To the extent they have gained any traction at all, talks have turned largely on a Thai request that as a confidence building measure, MARA establish its credentials by establishing a “safety zone” in the border region.
In theory, the plan would involve a ceasefire initially in one pilot district – possibly later expanded to other districts – where the insurgents would suspend hostilities for a trial month. However, given that MARA controls no forces on the ground, and that the BRN – which has demonstrated command-and-control over rebel attacks – has turned its back on the entire process, the safety zone scheme has suffered a lingering bureaucratic death.
In flagging their own very different roadmap for negotiations, the BRN spokesmen who met with Asia Times stressed three broad points which they described as comprising a “concept” or “framework” for talks, rather than rigid preconditions.
The first related to the primacy of the two belligerents in any dialogue which, they added, should also recognize the interests of other stakeholders in the region.
“We need to be very clear that when we talk of building a process together we are talking about the BRN and the Thai government – the two principal parties to the conflict,” said Abdul Karim. “The conflict is between these two parties, so obviously negotiations should be between them.
“But this does not mean that other stakeholders are not important and the BRN has never rejected the principle of inclusivity,” he added. “The question is how to include other stakeholders in a way that is both sensible and effective. If the issue of inclusivity is not approached sensibly it will only go to undermine the whole process.”
The BRN’s second concern centered on what in the past the party has referred to as “international values and norms” – specifically the need to involve the international community in a mediatory or observer role at future talks. Any mediatory mechanism such as an international contact group or observer team would, as Kauthar put it, need to be “impartial, credible, authoritative and free of conflicts of interests.”
Running up hard against Bangkok’s long-standing insistence that the conflict remains a purely domestic issue, the demand for the involvement of an international entity beyond the role of Malaysia – which clearly cannot be impartial – constitutes a significant sticking-point.
The rebel spokesmen’s third point constituted a leitmotif running throughout the hour-long interview: that to resort to “force and coercion” would be counter-productive and that “mutual respect” was a pre-condition to progress.
This recurrent theme appeared to imply growing unhappiness over how Kuala Lumpur and Bangkok have interpreted Kuala Lumpur’s “facilitation” role to date, and real concern that under Malaysia’s new hard-knuckled facilitator further pressure, now targeted directly on the BRN, may be looming.
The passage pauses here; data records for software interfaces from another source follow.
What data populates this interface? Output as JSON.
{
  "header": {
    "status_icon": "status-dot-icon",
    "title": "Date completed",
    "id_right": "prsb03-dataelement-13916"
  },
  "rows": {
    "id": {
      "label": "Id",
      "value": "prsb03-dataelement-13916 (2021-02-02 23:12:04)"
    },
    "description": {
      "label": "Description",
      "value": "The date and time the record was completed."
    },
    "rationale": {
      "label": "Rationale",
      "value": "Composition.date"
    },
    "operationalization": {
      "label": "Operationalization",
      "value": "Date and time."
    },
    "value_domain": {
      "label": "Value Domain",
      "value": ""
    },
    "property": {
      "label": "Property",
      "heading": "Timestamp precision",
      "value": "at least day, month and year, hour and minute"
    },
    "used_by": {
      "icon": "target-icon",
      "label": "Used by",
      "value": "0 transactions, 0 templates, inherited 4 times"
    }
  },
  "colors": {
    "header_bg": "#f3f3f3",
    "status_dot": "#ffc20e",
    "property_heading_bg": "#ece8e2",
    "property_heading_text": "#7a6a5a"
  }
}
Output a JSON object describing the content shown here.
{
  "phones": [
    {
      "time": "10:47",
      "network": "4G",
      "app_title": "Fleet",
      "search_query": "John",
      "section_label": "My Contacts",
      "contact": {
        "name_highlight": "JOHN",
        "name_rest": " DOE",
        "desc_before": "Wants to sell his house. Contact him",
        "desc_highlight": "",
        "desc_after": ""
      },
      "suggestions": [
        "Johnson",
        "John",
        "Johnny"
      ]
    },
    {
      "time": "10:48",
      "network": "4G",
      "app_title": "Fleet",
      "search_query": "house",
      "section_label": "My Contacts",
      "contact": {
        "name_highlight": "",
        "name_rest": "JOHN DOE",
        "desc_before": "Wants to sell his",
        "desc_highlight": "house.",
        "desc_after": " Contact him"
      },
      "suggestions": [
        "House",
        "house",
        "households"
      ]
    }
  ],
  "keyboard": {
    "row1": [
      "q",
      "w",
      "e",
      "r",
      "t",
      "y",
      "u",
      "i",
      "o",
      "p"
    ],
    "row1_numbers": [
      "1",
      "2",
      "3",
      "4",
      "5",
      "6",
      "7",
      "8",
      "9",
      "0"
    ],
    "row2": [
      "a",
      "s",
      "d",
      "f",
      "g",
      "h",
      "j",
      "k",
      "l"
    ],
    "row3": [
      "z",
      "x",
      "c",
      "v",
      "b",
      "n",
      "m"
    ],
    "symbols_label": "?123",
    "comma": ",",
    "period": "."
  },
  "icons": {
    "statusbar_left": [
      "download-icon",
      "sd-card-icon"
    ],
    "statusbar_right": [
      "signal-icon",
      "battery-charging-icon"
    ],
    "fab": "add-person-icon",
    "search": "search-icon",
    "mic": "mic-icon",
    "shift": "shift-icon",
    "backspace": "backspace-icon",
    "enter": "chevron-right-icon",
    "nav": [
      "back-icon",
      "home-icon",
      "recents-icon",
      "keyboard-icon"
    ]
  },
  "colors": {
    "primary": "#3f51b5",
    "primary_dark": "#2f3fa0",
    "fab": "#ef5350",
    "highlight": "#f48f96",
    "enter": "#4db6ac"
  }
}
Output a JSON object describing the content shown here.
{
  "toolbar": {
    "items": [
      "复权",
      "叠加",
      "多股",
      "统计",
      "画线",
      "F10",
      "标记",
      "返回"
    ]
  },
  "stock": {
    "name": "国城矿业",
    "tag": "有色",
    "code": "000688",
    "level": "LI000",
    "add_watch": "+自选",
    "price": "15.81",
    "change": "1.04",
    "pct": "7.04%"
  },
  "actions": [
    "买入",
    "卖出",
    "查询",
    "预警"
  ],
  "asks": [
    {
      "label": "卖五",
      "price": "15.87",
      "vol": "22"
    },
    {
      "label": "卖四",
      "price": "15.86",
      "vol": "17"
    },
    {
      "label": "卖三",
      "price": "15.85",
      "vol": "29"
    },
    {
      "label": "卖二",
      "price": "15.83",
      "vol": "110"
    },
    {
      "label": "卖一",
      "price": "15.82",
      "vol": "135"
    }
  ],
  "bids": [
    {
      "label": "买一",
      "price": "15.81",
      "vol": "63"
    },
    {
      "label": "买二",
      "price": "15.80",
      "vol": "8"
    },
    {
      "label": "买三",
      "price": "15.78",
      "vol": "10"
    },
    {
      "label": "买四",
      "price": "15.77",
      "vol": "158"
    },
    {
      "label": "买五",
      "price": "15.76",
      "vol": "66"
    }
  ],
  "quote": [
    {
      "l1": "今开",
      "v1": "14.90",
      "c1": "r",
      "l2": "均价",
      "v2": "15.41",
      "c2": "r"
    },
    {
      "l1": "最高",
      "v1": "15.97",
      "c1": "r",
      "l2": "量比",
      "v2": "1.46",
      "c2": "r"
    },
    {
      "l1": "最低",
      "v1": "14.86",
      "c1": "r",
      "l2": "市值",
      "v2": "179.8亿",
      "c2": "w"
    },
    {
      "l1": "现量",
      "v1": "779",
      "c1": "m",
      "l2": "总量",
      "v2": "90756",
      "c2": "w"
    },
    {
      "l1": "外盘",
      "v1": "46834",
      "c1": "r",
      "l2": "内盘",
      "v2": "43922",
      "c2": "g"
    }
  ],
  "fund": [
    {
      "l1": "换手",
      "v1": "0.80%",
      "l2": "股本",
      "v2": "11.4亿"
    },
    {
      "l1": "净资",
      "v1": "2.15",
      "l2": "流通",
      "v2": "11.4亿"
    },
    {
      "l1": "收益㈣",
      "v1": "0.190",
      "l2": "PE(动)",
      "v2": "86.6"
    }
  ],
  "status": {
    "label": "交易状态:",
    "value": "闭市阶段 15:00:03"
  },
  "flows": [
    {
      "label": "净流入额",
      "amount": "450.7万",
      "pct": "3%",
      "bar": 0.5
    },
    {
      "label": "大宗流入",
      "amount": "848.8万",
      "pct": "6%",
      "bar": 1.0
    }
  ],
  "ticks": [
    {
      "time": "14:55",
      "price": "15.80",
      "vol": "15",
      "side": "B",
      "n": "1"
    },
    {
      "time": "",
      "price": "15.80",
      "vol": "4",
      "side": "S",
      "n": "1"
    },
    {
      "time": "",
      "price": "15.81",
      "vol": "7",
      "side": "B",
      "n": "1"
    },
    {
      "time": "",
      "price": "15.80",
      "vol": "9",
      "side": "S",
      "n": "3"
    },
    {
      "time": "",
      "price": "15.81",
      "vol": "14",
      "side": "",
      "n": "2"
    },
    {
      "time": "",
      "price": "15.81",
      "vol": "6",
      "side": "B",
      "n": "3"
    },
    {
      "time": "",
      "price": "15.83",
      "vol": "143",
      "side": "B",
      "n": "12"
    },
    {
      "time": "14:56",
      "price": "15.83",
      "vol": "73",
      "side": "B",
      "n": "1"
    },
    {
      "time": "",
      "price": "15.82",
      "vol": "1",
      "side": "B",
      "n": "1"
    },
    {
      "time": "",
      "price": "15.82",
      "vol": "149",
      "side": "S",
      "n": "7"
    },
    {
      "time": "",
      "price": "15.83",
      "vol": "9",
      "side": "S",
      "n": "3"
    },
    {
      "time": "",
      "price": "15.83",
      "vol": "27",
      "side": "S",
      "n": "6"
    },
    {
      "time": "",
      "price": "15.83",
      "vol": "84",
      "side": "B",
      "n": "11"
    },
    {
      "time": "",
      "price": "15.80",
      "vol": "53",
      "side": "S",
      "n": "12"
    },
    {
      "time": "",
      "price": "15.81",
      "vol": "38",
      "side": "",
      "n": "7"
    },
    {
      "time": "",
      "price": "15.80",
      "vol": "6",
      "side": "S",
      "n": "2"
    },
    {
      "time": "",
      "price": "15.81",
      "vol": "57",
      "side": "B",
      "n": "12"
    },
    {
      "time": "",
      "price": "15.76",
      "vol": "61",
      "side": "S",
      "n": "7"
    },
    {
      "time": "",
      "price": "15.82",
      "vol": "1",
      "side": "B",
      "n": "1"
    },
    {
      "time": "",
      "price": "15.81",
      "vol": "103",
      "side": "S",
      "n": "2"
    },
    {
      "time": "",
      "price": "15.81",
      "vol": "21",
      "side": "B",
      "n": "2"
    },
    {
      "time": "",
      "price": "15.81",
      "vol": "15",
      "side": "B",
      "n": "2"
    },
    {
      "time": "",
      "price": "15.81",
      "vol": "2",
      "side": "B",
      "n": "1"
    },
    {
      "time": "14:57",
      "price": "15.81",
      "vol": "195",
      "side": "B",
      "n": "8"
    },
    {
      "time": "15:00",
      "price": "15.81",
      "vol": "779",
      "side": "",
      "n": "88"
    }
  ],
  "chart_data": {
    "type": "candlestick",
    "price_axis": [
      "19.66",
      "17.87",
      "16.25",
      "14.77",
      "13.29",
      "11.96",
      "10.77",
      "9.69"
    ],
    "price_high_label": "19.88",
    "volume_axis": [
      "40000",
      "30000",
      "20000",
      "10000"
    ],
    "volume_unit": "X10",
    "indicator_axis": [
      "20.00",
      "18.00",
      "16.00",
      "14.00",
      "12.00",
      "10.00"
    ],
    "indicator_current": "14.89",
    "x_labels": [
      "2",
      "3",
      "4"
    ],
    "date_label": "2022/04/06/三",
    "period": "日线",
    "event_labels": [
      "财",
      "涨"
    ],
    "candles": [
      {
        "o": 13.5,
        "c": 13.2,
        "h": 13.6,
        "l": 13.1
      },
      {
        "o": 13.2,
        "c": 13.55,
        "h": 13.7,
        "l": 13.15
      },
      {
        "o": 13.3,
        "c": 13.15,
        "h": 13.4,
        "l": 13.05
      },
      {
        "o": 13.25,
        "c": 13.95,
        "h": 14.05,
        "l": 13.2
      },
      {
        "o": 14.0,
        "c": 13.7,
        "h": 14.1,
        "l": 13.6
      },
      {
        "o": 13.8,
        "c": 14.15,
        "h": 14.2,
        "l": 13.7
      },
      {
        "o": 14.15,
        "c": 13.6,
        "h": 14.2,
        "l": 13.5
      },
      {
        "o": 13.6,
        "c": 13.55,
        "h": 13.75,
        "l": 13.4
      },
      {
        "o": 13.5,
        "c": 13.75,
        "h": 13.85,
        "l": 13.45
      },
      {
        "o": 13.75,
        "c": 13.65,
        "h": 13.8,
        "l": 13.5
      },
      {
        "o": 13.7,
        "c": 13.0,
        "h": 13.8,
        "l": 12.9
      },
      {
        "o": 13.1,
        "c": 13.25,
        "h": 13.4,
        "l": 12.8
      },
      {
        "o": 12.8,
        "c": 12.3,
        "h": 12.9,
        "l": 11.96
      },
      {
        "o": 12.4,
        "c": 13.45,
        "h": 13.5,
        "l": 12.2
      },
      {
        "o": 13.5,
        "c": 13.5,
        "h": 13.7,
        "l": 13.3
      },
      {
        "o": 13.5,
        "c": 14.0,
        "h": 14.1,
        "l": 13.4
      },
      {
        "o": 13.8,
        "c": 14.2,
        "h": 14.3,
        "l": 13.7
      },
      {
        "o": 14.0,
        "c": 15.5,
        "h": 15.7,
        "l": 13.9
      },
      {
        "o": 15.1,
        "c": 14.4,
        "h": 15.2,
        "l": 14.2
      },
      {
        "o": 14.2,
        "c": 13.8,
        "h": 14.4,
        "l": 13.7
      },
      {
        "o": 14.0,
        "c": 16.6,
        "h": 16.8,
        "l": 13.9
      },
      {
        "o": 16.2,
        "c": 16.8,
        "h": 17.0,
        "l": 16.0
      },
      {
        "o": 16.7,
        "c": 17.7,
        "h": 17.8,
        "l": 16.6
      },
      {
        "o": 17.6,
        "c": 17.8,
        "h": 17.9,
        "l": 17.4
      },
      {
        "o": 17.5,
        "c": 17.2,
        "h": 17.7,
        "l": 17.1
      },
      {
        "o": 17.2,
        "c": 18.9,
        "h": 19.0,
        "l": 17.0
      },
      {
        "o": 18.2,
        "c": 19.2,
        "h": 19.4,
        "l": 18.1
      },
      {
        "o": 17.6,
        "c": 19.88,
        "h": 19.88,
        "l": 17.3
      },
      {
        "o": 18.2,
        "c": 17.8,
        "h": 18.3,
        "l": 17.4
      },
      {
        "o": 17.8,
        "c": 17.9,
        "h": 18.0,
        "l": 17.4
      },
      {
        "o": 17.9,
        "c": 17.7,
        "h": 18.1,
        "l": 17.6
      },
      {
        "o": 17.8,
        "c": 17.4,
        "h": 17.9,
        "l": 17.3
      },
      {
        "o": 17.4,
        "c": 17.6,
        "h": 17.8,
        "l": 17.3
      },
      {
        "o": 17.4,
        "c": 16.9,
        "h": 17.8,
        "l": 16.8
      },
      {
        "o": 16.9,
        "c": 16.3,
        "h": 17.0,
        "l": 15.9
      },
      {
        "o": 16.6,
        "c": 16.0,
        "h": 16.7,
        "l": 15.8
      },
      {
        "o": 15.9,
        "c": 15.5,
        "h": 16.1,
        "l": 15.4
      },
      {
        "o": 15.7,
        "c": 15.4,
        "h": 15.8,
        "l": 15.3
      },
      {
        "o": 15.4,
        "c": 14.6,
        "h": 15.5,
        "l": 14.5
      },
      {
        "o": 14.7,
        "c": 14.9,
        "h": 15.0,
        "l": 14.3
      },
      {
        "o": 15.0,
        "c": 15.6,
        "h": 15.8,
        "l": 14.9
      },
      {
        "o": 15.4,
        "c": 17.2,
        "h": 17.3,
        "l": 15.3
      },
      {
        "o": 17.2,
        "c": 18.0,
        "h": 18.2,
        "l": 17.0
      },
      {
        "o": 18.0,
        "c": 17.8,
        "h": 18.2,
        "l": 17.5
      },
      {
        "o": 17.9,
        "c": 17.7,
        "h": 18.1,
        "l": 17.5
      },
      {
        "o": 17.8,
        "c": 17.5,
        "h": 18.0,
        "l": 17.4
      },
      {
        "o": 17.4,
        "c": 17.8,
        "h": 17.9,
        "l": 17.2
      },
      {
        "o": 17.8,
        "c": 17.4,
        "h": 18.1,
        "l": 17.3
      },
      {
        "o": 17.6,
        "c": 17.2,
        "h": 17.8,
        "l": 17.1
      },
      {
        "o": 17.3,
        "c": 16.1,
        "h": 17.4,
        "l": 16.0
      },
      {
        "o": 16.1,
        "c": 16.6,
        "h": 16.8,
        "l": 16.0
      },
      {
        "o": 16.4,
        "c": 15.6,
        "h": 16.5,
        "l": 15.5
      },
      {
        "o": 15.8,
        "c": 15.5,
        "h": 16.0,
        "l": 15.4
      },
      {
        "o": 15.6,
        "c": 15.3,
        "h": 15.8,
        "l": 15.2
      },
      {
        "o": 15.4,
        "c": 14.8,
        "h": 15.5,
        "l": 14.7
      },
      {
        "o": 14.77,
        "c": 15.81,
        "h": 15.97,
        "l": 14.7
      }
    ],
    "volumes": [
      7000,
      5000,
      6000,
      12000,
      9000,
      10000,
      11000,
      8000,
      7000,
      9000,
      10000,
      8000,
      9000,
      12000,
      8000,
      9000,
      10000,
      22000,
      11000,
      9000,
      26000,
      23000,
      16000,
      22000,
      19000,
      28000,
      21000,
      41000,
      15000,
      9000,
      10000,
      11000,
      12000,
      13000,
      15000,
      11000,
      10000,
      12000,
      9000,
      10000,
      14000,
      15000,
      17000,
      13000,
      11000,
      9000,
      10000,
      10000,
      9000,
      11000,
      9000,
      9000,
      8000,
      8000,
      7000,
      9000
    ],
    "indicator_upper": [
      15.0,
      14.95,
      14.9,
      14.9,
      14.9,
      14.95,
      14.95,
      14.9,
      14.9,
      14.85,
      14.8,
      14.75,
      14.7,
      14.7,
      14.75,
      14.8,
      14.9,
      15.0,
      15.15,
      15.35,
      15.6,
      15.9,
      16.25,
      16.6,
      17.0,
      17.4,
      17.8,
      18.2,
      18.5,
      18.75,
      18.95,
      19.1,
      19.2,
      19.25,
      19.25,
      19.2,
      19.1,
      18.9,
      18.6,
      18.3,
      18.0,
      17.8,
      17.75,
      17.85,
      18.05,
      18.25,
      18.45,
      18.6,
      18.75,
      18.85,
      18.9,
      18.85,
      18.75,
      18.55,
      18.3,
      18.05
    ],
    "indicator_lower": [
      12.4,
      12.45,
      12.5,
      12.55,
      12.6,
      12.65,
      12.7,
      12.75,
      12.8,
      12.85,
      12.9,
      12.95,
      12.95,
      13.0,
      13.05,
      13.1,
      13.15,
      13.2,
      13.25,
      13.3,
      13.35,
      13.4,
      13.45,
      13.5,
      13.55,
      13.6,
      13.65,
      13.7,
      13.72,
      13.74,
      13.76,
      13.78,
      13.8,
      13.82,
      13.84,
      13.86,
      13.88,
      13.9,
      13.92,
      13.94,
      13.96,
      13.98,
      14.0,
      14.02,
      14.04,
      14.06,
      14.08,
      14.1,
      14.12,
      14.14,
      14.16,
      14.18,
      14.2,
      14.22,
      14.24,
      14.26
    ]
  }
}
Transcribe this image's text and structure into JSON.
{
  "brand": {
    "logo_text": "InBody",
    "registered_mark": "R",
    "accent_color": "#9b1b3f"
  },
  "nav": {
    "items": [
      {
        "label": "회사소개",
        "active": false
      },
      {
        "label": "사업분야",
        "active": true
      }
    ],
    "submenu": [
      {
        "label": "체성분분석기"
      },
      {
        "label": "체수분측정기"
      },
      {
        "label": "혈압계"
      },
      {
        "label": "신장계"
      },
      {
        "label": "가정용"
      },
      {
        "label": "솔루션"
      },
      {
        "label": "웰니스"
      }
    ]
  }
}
“We have not refused meetings with the Malaysian facilitator,” said Kauthar. “But on what basis are these talks being held? The basis we desire is that the facilitator should listen to and take into consideration BRN’s position.
“We have a clear concept for negotiations which needs to be understood both by the Malaysian facilitator and the Thai government as the other party to the conflict,” he added.
How far, if at all, the BRN’s roadmap for peace gains a hearing, let alone traction, in Bangkok later this week remains an open question at best. Significant declines in rebel attacks over recent months hardly suggest that the party is urging its case from a position of military strength.
What does seem clear though is that attempts to strong-arm the rebels into a process they have already rejected will likely back-fire painfully, fanning more rather than less violence in Thailand’s troubled south.